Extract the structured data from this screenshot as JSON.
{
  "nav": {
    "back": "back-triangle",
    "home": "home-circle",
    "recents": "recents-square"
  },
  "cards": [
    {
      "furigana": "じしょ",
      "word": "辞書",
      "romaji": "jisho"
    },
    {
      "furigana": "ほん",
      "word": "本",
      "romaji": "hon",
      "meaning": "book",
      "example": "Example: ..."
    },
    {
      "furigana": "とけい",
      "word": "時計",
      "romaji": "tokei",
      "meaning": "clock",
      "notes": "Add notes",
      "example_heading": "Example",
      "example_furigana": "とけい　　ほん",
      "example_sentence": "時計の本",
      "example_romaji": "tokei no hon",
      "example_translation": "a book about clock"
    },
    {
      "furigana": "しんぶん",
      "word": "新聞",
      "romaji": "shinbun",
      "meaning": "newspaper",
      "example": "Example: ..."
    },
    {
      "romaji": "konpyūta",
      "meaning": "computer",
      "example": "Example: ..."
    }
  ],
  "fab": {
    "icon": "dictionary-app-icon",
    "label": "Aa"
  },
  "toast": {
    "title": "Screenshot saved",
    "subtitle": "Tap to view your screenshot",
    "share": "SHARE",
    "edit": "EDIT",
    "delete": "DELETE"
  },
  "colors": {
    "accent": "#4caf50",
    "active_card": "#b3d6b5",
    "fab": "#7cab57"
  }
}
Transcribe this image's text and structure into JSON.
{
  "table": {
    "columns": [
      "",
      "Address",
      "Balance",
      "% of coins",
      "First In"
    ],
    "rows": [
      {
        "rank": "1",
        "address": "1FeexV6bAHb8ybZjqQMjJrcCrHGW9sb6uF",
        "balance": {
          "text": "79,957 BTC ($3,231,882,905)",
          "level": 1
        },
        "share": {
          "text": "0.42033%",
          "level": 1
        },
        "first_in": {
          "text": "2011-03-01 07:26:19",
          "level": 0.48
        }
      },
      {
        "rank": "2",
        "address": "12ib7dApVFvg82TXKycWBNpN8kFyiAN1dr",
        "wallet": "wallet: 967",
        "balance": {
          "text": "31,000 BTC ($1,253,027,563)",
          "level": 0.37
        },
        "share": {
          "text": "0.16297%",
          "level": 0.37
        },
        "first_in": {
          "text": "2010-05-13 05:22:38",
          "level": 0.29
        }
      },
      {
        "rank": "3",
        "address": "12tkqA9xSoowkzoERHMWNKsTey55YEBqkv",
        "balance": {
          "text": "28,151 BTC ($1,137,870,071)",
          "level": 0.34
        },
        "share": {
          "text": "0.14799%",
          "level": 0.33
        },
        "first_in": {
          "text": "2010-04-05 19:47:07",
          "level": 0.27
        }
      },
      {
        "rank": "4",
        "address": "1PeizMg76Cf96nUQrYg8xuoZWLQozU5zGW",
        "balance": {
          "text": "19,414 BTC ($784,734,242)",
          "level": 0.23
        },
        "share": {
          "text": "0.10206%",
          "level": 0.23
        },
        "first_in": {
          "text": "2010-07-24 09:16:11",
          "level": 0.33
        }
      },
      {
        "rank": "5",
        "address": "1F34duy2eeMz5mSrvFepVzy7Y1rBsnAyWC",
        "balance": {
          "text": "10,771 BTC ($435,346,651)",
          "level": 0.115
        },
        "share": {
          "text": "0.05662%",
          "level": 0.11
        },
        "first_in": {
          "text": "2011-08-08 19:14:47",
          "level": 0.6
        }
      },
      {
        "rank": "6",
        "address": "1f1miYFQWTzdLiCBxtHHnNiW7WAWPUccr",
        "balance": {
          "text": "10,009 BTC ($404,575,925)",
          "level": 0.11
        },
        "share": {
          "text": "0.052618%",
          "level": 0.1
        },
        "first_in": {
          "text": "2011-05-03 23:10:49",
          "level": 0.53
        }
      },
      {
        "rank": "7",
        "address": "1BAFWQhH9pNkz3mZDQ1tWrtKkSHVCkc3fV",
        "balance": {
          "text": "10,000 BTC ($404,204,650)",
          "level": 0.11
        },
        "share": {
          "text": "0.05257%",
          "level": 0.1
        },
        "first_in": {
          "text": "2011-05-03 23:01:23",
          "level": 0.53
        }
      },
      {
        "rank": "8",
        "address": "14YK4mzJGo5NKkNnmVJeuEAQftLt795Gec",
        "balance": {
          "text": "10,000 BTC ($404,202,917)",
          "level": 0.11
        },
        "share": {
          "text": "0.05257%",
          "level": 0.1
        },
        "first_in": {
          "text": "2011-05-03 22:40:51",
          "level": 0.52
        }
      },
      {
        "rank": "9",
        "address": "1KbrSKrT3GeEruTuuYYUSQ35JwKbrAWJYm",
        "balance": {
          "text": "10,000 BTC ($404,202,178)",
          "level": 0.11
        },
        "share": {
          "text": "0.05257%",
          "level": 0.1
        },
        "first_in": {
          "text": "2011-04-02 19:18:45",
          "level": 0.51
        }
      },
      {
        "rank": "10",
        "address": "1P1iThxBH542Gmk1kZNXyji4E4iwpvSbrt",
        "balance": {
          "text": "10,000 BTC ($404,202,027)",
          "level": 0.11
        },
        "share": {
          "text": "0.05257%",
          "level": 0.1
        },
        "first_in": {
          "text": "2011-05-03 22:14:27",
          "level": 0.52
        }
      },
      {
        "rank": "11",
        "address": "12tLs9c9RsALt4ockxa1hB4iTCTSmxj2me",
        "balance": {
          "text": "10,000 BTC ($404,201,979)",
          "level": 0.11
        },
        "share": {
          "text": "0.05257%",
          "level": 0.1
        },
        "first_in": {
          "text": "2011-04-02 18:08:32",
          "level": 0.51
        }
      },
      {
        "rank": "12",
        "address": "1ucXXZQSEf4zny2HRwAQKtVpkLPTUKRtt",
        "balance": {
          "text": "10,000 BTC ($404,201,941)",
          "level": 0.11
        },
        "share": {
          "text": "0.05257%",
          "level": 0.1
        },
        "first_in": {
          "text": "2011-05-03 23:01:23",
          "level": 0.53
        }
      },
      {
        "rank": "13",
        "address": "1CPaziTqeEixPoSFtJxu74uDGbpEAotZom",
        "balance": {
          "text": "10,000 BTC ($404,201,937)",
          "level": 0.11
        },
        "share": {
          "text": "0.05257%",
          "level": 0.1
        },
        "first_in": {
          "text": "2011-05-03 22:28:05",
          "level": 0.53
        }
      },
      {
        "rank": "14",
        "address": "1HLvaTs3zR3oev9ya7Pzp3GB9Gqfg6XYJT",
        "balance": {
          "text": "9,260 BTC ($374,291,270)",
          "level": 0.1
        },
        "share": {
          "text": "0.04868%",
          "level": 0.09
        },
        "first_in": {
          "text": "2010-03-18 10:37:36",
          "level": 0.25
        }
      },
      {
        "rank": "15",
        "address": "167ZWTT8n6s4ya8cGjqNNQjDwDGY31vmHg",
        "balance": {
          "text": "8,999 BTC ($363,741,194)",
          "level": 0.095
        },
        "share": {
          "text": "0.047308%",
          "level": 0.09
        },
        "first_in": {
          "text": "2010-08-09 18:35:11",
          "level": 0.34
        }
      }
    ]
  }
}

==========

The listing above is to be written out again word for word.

Extract the structured data from this screenshot as JSON.
{
  "nav": {
    "back": "back-triangle",
    "home": "home-circle",
    "recents": "recents-square"
  },
  "cards": [
    {
      "furigana": "じしょ",
      "word": "辞書",
      "romaji": "jisho"
    },
    {
      "furigana": "ほん",
      "word": "本",
      "romaji": "hon",
      "meaning": "book",
      "example": "Example: ..."
    },
    {
      "furigana": "とけい",
      "word": "時計",
      "romaji": "tokei",
      "meaning": "clock",
      "notes": "Add notes",
      "example_heading": "Example",
      "example_furigana": "とけい　　ほん",
      "example_sentence": "時計の本",
      "example_romaji": "tokei no hon",
      "example_translation": "a book about clock"
    },
    {
      "furigana": "しんぶん",
      "word": "新聞",
      "romaji": "shinbun",
      "meaning": "newspaper",
      "example": "Example: ..."
    },
    {
      "romaji": "konpyūta",
      "meaning": "computer",
      "example": "Example: ..."
    }
  ],
  "fab": {
    "icon": "dictionary-app-icon",
    "label": "Aa"
  },
  "toast": {
    "title": "Screenshot saved",
    "subtitle": "Tap to view your screenshot",
    "share": "SHARE",
    "edit": "EDIT",
    "delete": "DELETE"
  },
  "colors": {
    "accent": "#4caf50",
    "active_card": "#b3d6b5",
    "fab": "#7cab57"
  }
}
Transcribe this image's text and structure into JSON.
{
  "table": {
    "columns": [
      "",
      "Address",
      "Balance",
      "% of coins",
      "First In"
    ],
    "rows": [
      {
        "rank": "1",
        "address": "1FeexV6bAHb8ybZjqQMjJrcCrHGW9sb6uF",
        "balance": {
          "text": "79,957 BTC ($3,231,882,905)",
          "level": 1
        },
        "share": {
          "text": "0.42033%",
          "level": 1
        },
        "first_in": {
          "text": "2011-03-01 07:26:19",
          "level": 0.48
        }
      },
      {
        "rank": "2",
        "address": "12ib7dApVFvg82TXKycWBNpN8kFyiAN1dr",
        "wallet": "wallet: 967",
        "balance": {
          "text": "31,000 BTC ($1,253,027,563)",
          "level": 0.37
        },
        "share": {
          "text": "0.16297%",
          "level": 0.37
        },
        "first_in": {
          "text": "2010-05-13 05:22:38",
          "level": 0.29
        }
      },
      {
        "rank": "3",
        "address": "12tkqA9xSoowkzoERHMWNKsTey55YEBqkv",
        "balance": {
          "text": "28,151 BTC ($1,137,870,071)",
          "level": 0.34
        },
        "share": {
          "text": "0.14799%",
          "level": 0.33
        },
        "first_in": {
          "text": "2010-04-05 19:47:07",
          "level": 0.27
        }
      },
      {
        "rank": "4",
        "address": "1PeizMg76Cf96nUQrYg8xuoZWLQozU5zGW",
        "balance": {
          "text": "19,414 BTC ($784,734,242)",
          "level": 0.23
        },
        "share": {
          "text": "0.10206%",
          "level": 0.23
        },
        "first_in": {
          "text": "2010-07-24 09:16:11",
          "level": 0.33
        }
      },
      {
        "rank": "5",
        "address": "1F34duy2eeMz5mSrvFepVzy7Y1rBsnAyWC",
        "balance": {
          "text": "10,771 BTC ($435,346,651)",
          "level": 0.115
        },
        "share": {
          "text": "0.05662%",
          "level": 0.11
        },
        "first_in": {
          "text": "2011-08-08 19:14:47",
          "level": 0.6
        }
      },
      {
        "rank": "6",
        "address": "1f1miYFQWTzdLiCBxtHHnNiW7WAWPUccr",
        "balance": {
          "text": "10,009 BTC ($404,575,925)",
          "level": 0.11
        },
        "share": {
          "text": "0.052618%",
          "level": 0.1
        },
        "first_in": {
          "text": "2011-05-03 23:10:49",
          "level": 0.53
        }
      },
      {
        "rank": "7",
        "address": "1BAFWQhH9pNkz3mZDQ1tWrtKkSHVCkc3fV",
        "balance": {
          "text": "10,000 BTC ($404,204,650)",
          "level": 0.11
        },
        "share": {
          "text": "0.05257%",
          "level": 0.1
        },
        "first_in": {
          "text": "2011-05-03 23:01:23",
          "level": 0.53
        }
      },
      {
        "rank": "8",
        "address": "14YK4mzJGo5NKkNnmVJeuEAQftLt795Gec",
        "balance": {
          "text": "10,000 BTC ($404,202,917)",
          "level": 0.11
        },
        "share": {
          "text": "0.05257%",
          "level": 0.1
        },
        "first_in": {
          "text": "2011-05-03 22:40:51",
          "level": 0.52
        }
      },
      {
        "rank": "9",
        "address": "1KbrSKrT3GeEruTuuYYUSQ35JwKbrAWJYm",
        "balance": {
          "text": "10,000 BTC ($404,202,178)",
          "level": 0.11
        },
        "share": {
          "text": "0.05257%",
          "level": 0.1
        },
        "first_in": {
          "text": "2011-04-02 19:18:45",
          "level": 0.51
        }
      },
      {
        "rank": "10",
        "address": "1P1iThxBH542Gmk1kZNXyji4E4iwpvSbrt",
        "balance": {
          "text": "10,000 BTC ($404,202,027)",
          "level": 0.11
        },
        "share": {
          "text": "0.05257%",
          "level": 0.1
        },
        "first_in": {
          "text": "2011-05-03 22:14:27",
          "level": 0.52
        }
      },
      {
        "rank": "11",
        "address": "12tLs9c9RsALt4ockxa1hB4iTCTSmxj2me",
        "balance": {
          "text": "10,000 BTC ($404,201,979)",
          "level": 0.11
        },
        "share": {
          "text": "0.05257%",
          "level": 0.1
        },
        "first_in": {
          "text": "2011-04-02 18:08:32",
          "level": 0.51
        }
      },
      {
        "rank": "12",
        "address": "1ucXXZQSEf4zny2HRwAQKtVpkLPTUKRtt",
        "balance": {
          "text": "10,000 BTC ($404,201,941)",
          "level": 0.11
        },
        "share": {
          "text": "0.05257%",
          "level": 0.1
        },
        "first_in": {
          "text": "2011-05-03 23:01:23",
          "level": 0.53
        }
      },
      {
        "rank": "13",
        "address": "1CPaziTqeEixPoSFtJxu74uDGbpEAotZom",
        "balance": {
          "text": "10,000 BTC ($404,201,937)",
          "level": 0.11
        },
        "share": {
          "text": "0.05257%",
          "level": 0.1
        },
        "first_in": {
          "text": "2011-05-03 22:28:05",
          "level": 0.53
        }
      },
      {
        "rank": "14",
        "address": "1HLvaTs3zR3oev9ya7Pzp3GB9Gqfg6XYJT",
        "balance": {
          "text": "9,260 BTC ($374,291,270)",
          "level": 0.1
        },
        "share": {
          "text": "0.04868%",
          "level": 0.09
        },
        "first_in": {
          "text": "2010-03-18 10:37:36",
          "level": 0.25
        }
      },
      {
        "rank": "15",
        "address": "167ZWTT8n6s4ya8cGjqNNQjDwDGY31vmHg",
        "balance": {
          "text": "8,999 BTC ($363,741,194)",
          "level": 0.095
        },
        "share": {
          "text": "0.047308%",
          "level": 0.09
        },
        "first_in": {
          "text": "2010-08-09 18:35:11",
          "level": 0.34
        }
      }
    ]
  }
}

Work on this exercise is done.